**Instructions for the task:** Each line in the entries that has the word "씽크풀에" has to be copied.

BEGIN Supplied material

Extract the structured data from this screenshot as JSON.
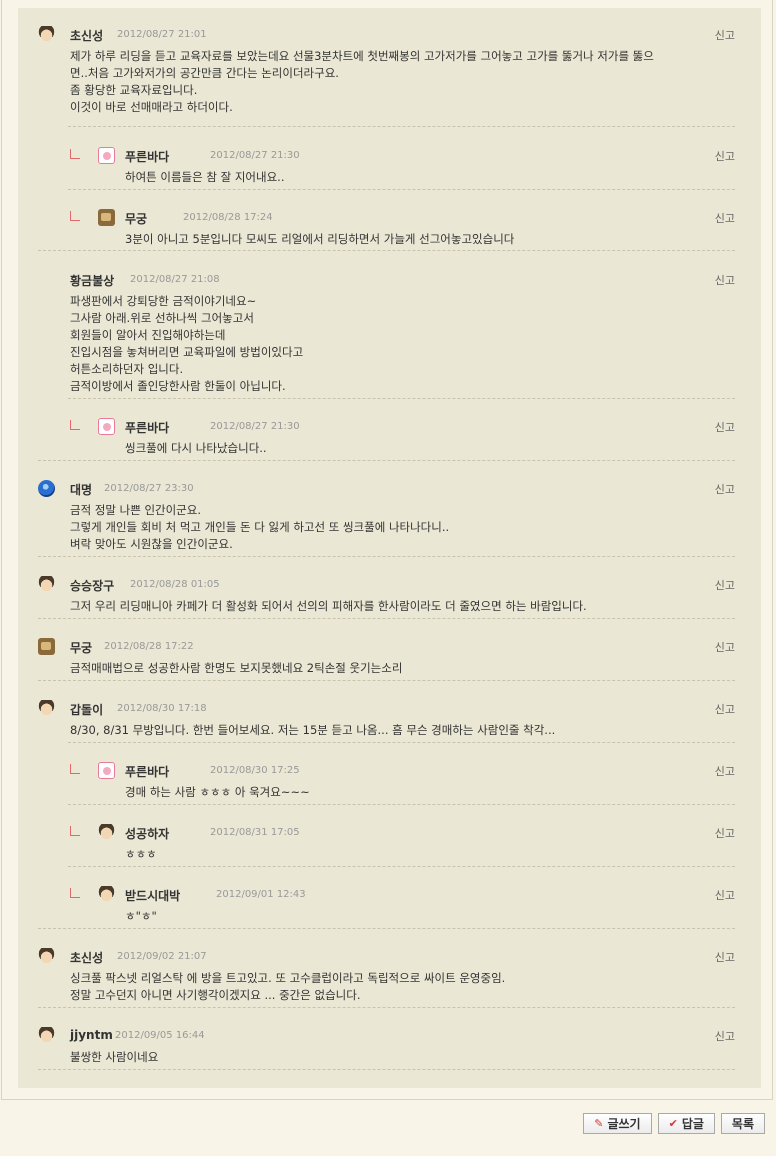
{
  "report_label": "신고",
  "comments": [
    {
      "nick": "초신성",
      "date": "2012/08/27 21:01",
      "avatar": "face",
      "reply": false,
      "lines": [
        "제가 하루 리딩을 듣고 교육자료를 보았는데요 선물3분차트에 첫번째봉의 고가저가를 그어놓고 고가를 뚫거나 저가를 뚫으",
        "면..처음 고가와저가의 공간만큼 간다는 논리이더라구요.",
        "좀 황당한 교육자료입니다.",
        "이것이 바로 선매매라고 하더이다."
      ]
    },
    {
      "nick": "푸른바다",
      "date": "2012/08/27 21:30",
      "avatar": "pink",
      "reply": true,
      "lines": [
        "하여튼 이름들은 참 잘 지어내요.."
      ]
    },
    {
      "nick": "무궁",
      "date": "2012/08/28 17:24",
      "avatar": "brown",
      "reply": true,
      "lines": [
        "3분이 아니고 5분입니다 모씨도 리얼에서 리딩하면서 가늘게 선그어놓고있습니다"
      ]
    },
    {
      "nick": "황금불상",
      "date": "2012/08/27 21:08",
      "avatar": "none",
      "reply": false,
      "lines": [
        "파생판에서 강퇴당한 금적이야기네요~",
        "그사람 아래.위로 선하나씩 그어놓고서",
        "회원들이 알아서 진입해야하는데",
        "진입시점을 놓쳐버리면 교육파일에 방법이있다고",
        "허튼소리하던자 입니다.",
        "금적이방에서 졸인당한사람 한둘이 아닙니다."
      ]
    },
    {
      "nick": "푸른바다",
      "date": "2012/08/27 21:30",
      "avatar": "pink",
      "reply": true,
      "lines": [
        "씽크풀에 다시 나타났습니다.."
      ]
    },
    {
      "nick": "대명",
      "date": "2012/08/27 23:30",
      "avatar": "blue",
      "reply": false,
      "lines": [
        "금적 정말 나쁜 인간이군요.",
        "그렇게 개인들 회비 처 먹고 개인들 돈 다 잃게 하고선 또 씽크풀에 나타나다니..",
        "벼락 맞아도 시원찮을 인간이군요."
      ]
    },
    {
      "nick": "승승장구",
      "date": "2012/08/28 01:05",
      "avatar": "face",
      "reply": false,
      "lines": [
        "그저 우리 리딩매니아 카페가 더 활성화 되어서 선의의 피해자를 한사람이라도 더 줄였으면 하는 바람입니다."
      ]
    },
    {
      "nick": "무궁",
      "date": "2012/08/28 17:22",
      "avatar": "brown",
      "reply": false,
      "lines": [
        "금적매매법으로 성공한사람 한명도 보지못했네요 2틱손절 웃기는소리"
      ]
    },
    {
      "nick": "갑돌이",
      "date": "2012/08/30 17:18",
      "avatar": "face",
      "reply": false,
      "lines": [
        "8/30, 8/31 무방입니다. 한번 들어보세요. 저는 15분 듣고 나옴... 흠 무슨 경매하는 사람인줄 착각..."
      ]
    },
    {
      "nick": "푸른바다",
      "date": "2012/08/30 17:25",
      "avatar": "pink",
      "reply": true,
      "lines": [
        "경매 하는 사람 ㅎㅎㅎ 아 욱겨요~~~"
      ]
    },
    {
      "nick": "성공하자",
      "date": "2012/08/31 17:05",
      "avatar": "face",
      "reply": true,
      "lines": [
        "ㅎㅎㅎ"
      ]
    },
    {
      "nick": "받드시대박",
      "date": "2012/09/01 12:43",
      "avatar": "face",
      "reply": true,
      "lines": [
        "ㅎ\"ㅎ\""
      ]
    },
    {
      "nick": "초신성",
      "date": "2012/09/02 21:07",
      "avatar": "face",
      "reply": false,
      "lines": [
        "싱크풀 팍스넷 리얼스탁 에 방을 트고있고. 또 고수클럽이라고 독립적으로 싸이트 운영중임.",
        "정말 고수던지 아니면 사기행각이겠지요 ... 중간은 없습니다."
      ]
    },
    {
      "nick": "jjyntm",
      "date": "2012/09/05 16:44",
      "avatar": "face",
      "reply": false,
      "lines": [
        "불쌍한 사람이네요"
      ]
    }
  ],
  "buttons": {
    "write": "글쓰기",
    "reply": "답글",
    "list": "목록"
  }
}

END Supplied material

**Your solution:**
        "씽크풀에 다시 나타났습니다.."
        "그렇게 개인들 회비 처 먹고 개인들 돈 다 잃게 하고선 또 씽크풀에 나타나다니..",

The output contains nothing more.